WHAT NEEDS TO BE DONE: In the entries that follow, how many lines include the string "text"? The answer is the number only.

--- EXCERPTED RECORDS Enclosed Below ---

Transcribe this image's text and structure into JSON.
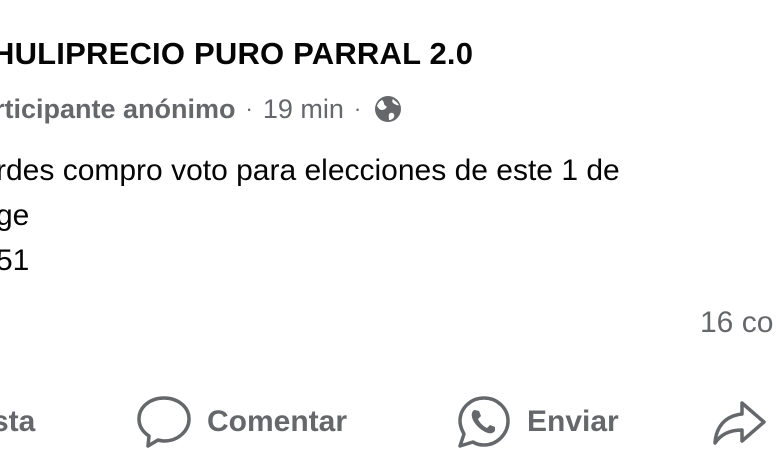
{
  "post": {
    "group_name": "HULIPRECIO PURO PARRAL 2.0",
    "author": "rticipante anónimo",
    "time": "19 min",
    "separator": "·",
    "privacy_icon": "globe-icon",
    "lines": [
      "rdes compro voto para elecciones de este 1 de",
      "ge",
      "51"
    ],
    "comments_count": "16 co"
  },
  "actions": {
    "react_label": "sta",
    "comment_label": "Comentar",
    "comment_icon": "comment-bubble-icon",
    "send_label": "Enviar",
    "send_icon": "whatsapp-icon",
    "share_icon": "share-arrow-icon"
  },
  "colors": {
    "text": "#050505",
    "muted": "#65676b",
    "background": "#ffffff"
  }
}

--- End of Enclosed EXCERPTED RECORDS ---

SOLVED EXERCISE: 2